Amanda Brandone and Henry Wellman, who made the finding, used a methodological approach that regular readers of the Digest will be familiar with. This is the preferential looking time procedure, which exploits the fact that babies tend to look longer at something novel that grabs their interest.
One hundred and thirty-four babies in three age groups – eight, ten and twelve-months – were habituated to one of two versions of a video showing someone reaching for a ball. To say the babies were habituated to the video means they were shown it enough times that they grew bored.
One version showed a person reaching, with an arc-like movement, over a mini wall to pick up a ball. The key thing about this video was that it showed someone intending to make a direct reach for the ball. The other version showed the same movement but the person failed to quite reach the ball – so the intent was the same, but they had failed.
Next the babies watched two further alternating videos: both were similar to the first they’d seen, but this time the wall wasn’t there. In one, a person is seen reaching directly for the ball, with a straight, horizontal arm movement. In other words, his intent was to make a direct reach for the ball, just as in the earlier video. In the other, the person makes an arc-like reaching movement (similar to that seen earlier), even though no wall is in the way. So this person intended to make an indirect reach.
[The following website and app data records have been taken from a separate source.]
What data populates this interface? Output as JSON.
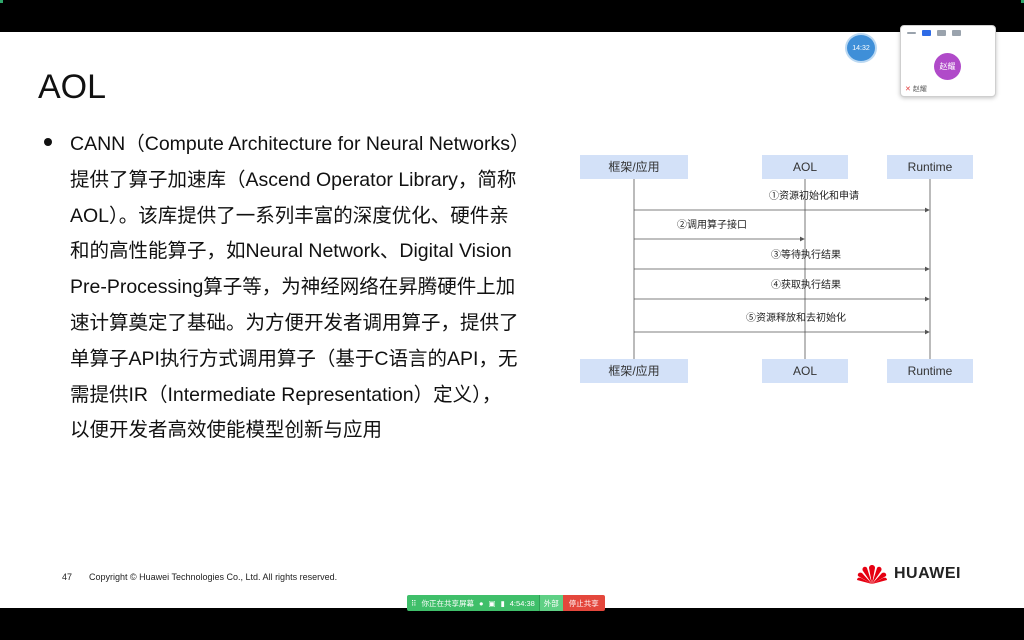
{
  "slide": {
    "title": "AOL",
    "bullet_lines": [
      "CANN（Compute Architecture for Neural Networks）",
      "提供了算子加速库（Ascend Operator Library，简称",
      "AOL）。该库提供了一系列丰富的深度优化、硬件亲",
      "和的高性能算子，如Neural Network、Digital Vision",
      "Pre-Processing算子等，为神经网络在昇腾硬件上加",
      "速计算奠定了基础。为方便开发者调用算子，提供了",
      "单算子API执行方式调用算子（基于C语言的API，无",
      "需提供IR（Intermediate Representation）定义），",
      "以便开发者高效使能模型创新与应用"
    ],
    "diagram": {
      "participants": [
        "框架/应用",
        "AOL",
        "Runtime"
      ],
      "messages": [
        "①资源初始化和申请",
        "②调用算子接口",
        "③等待执行结果",
        "④获取执行结果",
        "⑤资源释放和去初始化"
      ],
      "colors": {
        "box_fill": "#d3e1f8",
        "line": "#555555"
      }
    },
    "footer": {
      "page_number": "47",
      "copyright": "Copyright © Huawei Technologies Co., Ltd. All rights reserved.",
      "brand": "HUAWEI",
      "brand_color": "#e60012"
    }
  },
  "overlay": {
    "clock": "14:32",
    "meeting_widget": {
      "avatar_initials": "赵耀",
      "participant_name": "赵耀",
      "muted": true
    },
    "share_bar": {
      "status": "你正在共享屏幕",
      "timer": "4:54:38",
      "external": "外部",
      "stop_label": "停止共享"
    }
  }
}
The key question was – which of the later videos would most grab the babies’ interest: the first one, which matched the intent in the earlier video (a direct reach for the ball), but was perceptually different, or the second video which was perceptually similar because of the arc-like movement, but which reflected a different intent (i.e. an indirect reach for the ball)?
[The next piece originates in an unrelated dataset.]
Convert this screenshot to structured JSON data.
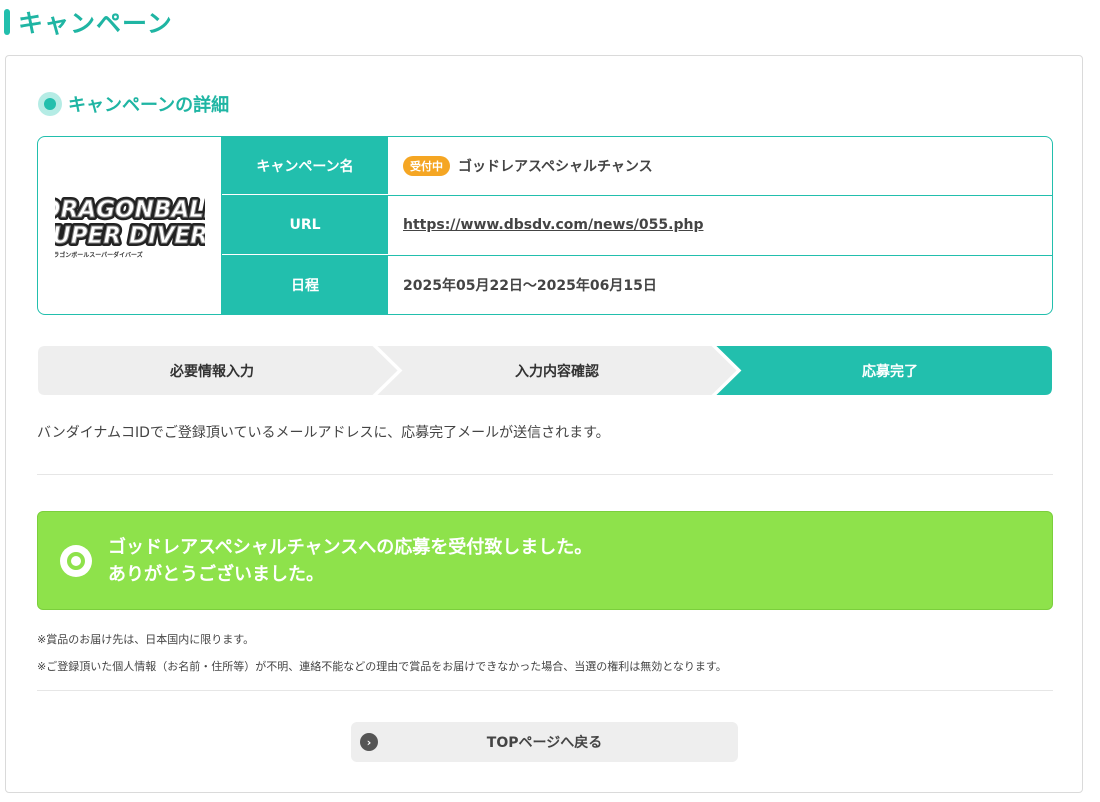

The answer depended on which version of the first video the babies had seen.
When the first video showed someone successfully picking up the ball, all age groups subsequently spent more time looking at the later video showing an arc-like, indirect ball reach. This suggests that all the babies, from eight months and upwards, understood the intent behind the successful reach of the ball, and therefore found the later video showing an indirect reach far more interesting. (Yes, maybe they should get out more, but remember they’re only little).
By contrast, among the babies who saw the initial video version with an unsuccessful ball reach, only the 10- and 12-month-olds subsequently spent longer watching the later video showing the indirect, arc-like ball grab. This suggests that only the older babies understood that the person in the first video was to trying to directly reach the ball, even though he’d failed.
Taken altogether this research suggests that the ability of babies to understand the intent behind failed actions builds on their earlier ability to understand the intent behind successful actions.
In the researchers’ words: “…these data illustrate the early emergence of an intentional framework in at least one key instance of human action. Moreover, they show that this early intentional understanding of action appears later than, and potentially builds upon, a prior action- and object-based understanding.”
Amanda C. Brandone, Henry M. Wellman (2009). You Can’t Always Get What You Want: Infants Understand Failed Goal-Directed Actions. Psychological Science, 20 (1), 85-91 DOI: 10.1111/j.1467-9280.2008.02246.x